Although the human brain is incredibly fast, processing of visual impressions is a complex endeavor taking the brain several hundred milliseconds before they enter our consciousness.
New research finds that recognition may be expedited if the brain possesses some prior information — that is, when it already knows what it is about to see. The research overturns what neuroscientists assumed — that the processes leading up to conscious perception were rather rigid and that their timing did not vary.
On their way from the eye, visual stimuli are analyzed in several ways by different processing stages in the brain. It is not until they have passed several processing steps that the stimuli reach conscious perception. This unconscious processing prior to perception usually takes approximately 300 milliseconds.
Researchers at the Max Planck Institute for Brain Research in Frankfurt, Germany, were able to demonstrate that the timing of this process, far from being rigid, is in fact variable. In an experiment, participants perceived stimuli more efficiently and faster if they knew what to expect.
To investigate this, the scientists showed the participants images with a background of randomly distributed dots on a monitor. During an image sequence, the distribution of the dots systematically changed such that a symbol gradually appeared.
Following each image, the participants indicated if they could see the symbol by pressing a button.
As soon as the symbol had appeared fully and was clearly recognizable, the scientists presented the same image sequence in reverse order, such that the symbol gradually faded again. During the entire experiment, electroencephalographic (EEG) activity of the participants was measured.
The participants took relatively long to recognize the symbol in the first sequence of images with increasing visibility, but the threshold of awareness in the second, reverse presentation of images was much lower. The participants were able to recognize the letters even at very poor resolution.
“Expectations based on previously acquired information apparently help to perceive the object consciously,” said Dr. Lucia Melloni, first author of the study.
Once the participants knew which symbol was hiding in the random field of noise, they were able to perceive it better. The scientists have thus confirmed previous studies, according to which people perceive moving objects better if they already know in which direction the objects will move.
Moreover, the measurements of EEG activity produced astonishing results.
“We found that the timing of EEG activity for conscious perception changed depending on the person’s expectations,” said Melloni.

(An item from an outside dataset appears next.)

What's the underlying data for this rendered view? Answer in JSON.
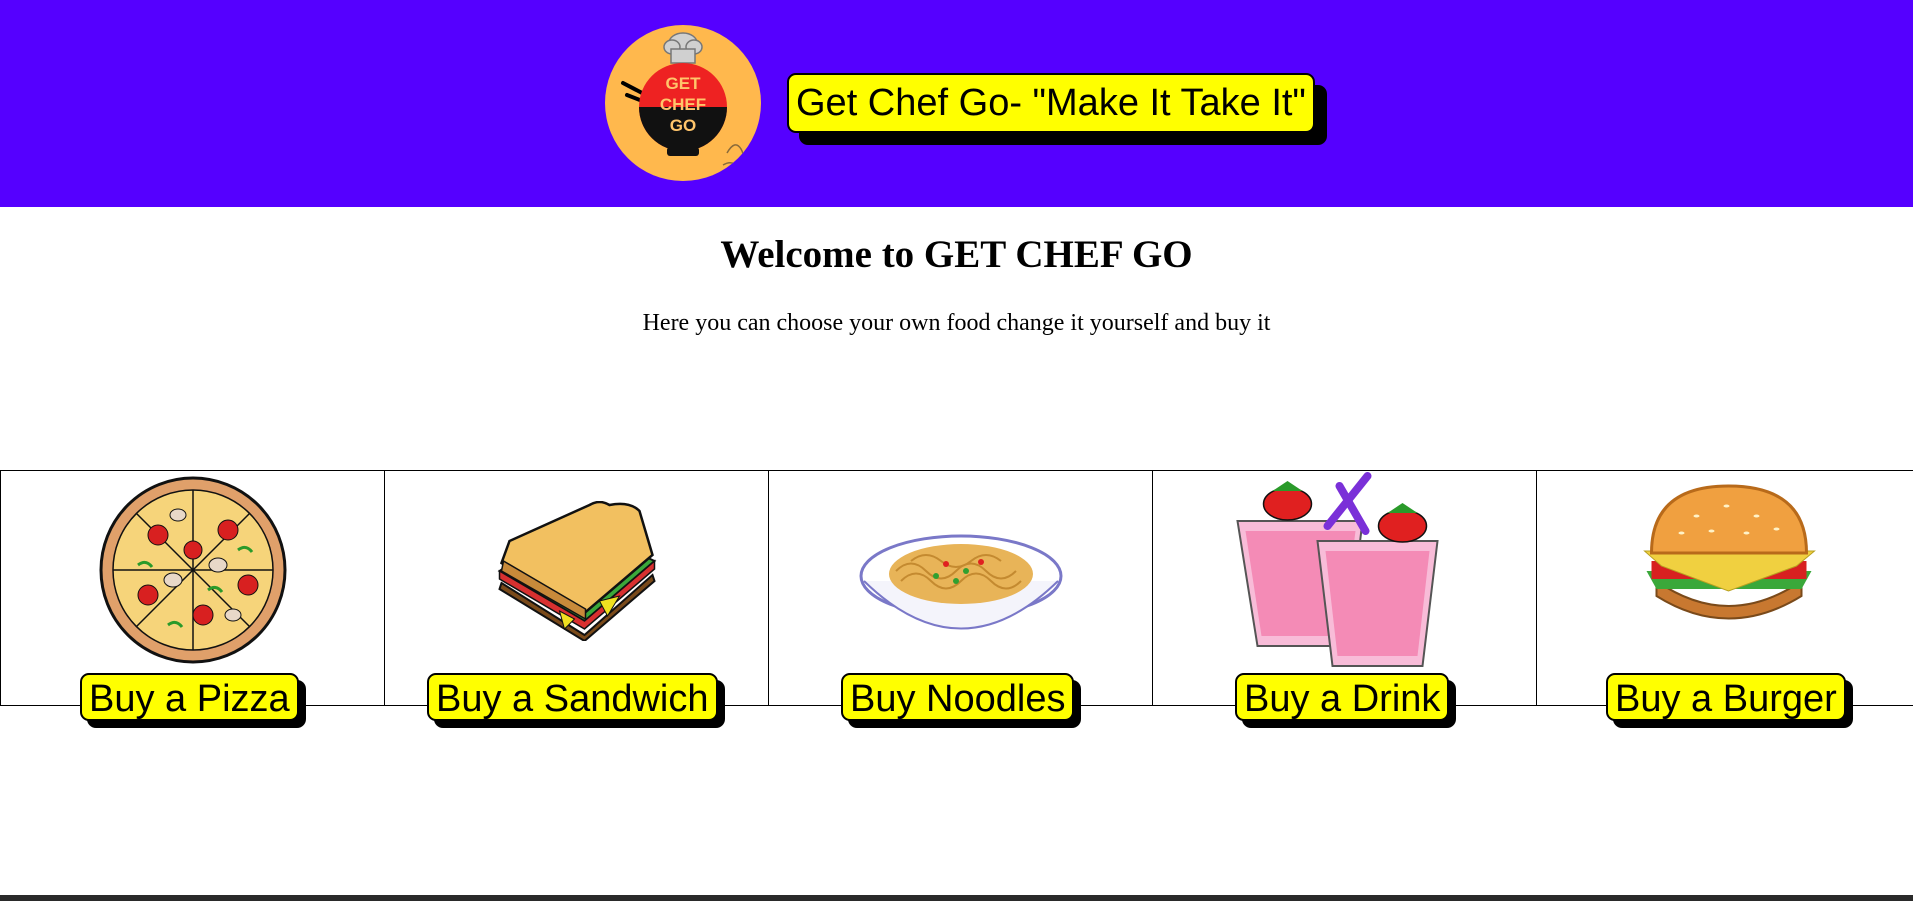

If the participants could predict what they were going to see, the characteristic EEG pattern for conscious perception took place 100 milliseconds earlier than without prior expectations. The scientists might thus have found a conclusive explanation for the contradictory results of other neuroscientific research groups.
Depending on the study, they had sometimes found very early and sometimes very late EEG activity correlating with conscious perception.
“Our research explains this variability in timing. Apparently, the brain does not process the stimuli rigidly and at the same speed; rather, it is flexible,” said Dr. Wolf Singer, director of the Department for Neurophysiology at Max Planck.
Processing is thus faster if the brain only has to compare the incoming visual information with a previously established expectation. As a result, conscious perception occurs earlier. In contrast, if the brain has to assess a stimulus from scratch due to a lack of prior information, the processing takes longer.
These results may show that previous EEG studies have been interpreted incorrectly.
“Since the interpretation depends heavily on the sequence of events, EEG activity may have been incorrectly allocated to consciousness processes,” Singer said. “In light of these results, it appears necessary to reinvestigate the neuronal correlates of consciousness.”
Source: Max Plank Institute